[Web page and app entries]
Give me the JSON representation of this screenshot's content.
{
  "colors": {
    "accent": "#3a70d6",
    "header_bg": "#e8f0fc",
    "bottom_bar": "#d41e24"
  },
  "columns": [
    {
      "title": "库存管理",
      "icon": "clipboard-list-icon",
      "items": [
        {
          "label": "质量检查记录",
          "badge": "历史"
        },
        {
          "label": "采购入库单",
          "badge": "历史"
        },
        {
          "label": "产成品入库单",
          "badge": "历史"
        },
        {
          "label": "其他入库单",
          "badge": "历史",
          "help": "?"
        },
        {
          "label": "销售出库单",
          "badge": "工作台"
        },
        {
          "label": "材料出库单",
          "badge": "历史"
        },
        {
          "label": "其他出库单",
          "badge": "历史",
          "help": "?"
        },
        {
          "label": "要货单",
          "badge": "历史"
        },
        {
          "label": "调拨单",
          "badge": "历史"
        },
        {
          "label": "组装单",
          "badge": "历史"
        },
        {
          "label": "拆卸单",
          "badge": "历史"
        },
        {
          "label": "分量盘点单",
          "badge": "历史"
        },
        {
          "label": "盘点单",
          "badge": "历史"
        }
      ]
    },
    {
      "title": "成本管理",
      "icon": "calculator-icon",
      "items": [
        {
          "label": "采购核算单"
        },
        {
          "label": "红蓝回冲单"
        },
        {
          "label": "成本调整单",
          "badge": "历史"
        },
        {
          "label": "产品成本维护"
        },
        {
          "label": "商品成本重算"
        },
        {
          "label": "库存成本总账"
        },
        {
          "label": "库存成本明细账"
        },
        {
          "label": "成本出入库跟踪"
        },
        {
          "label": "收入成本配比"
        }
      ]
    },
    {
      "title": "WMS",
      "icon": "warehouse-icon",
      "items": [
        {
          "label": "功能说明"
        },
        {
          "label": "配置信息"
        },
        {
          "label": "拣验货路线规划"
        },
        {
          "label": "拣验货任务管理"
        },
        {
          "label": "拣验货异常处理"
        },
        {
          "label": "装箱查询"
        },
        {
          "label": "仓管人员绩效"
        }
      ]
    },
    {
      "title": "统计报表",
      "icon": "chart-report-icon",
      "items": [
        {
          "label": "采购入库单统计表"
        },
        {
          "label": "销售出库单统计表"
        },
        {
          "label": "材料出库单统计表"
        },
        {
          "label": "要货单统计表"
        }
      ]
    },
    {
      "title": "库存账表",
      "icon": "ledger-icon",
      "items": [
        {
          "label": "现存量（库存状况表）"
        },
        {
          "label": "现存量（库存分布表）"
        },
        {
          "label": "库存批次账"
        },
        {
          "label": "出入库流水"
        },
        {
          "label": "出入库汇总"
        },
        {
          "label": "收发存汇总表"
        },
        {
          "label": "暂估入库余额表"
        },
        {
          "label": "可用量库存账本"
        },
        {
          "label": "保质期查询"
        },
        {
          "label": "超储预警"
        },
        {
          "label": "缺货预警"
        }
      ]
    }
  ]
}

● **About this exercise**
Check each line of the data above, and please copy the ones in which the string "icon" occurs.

● **Output of the task**
      "icon": "clipboard-list-icon",
      "icon": "calculator-icon",
      "icon": "warehouse-icon",
      "icon": "chart-report-icon",
      "icon": "ledger-icon",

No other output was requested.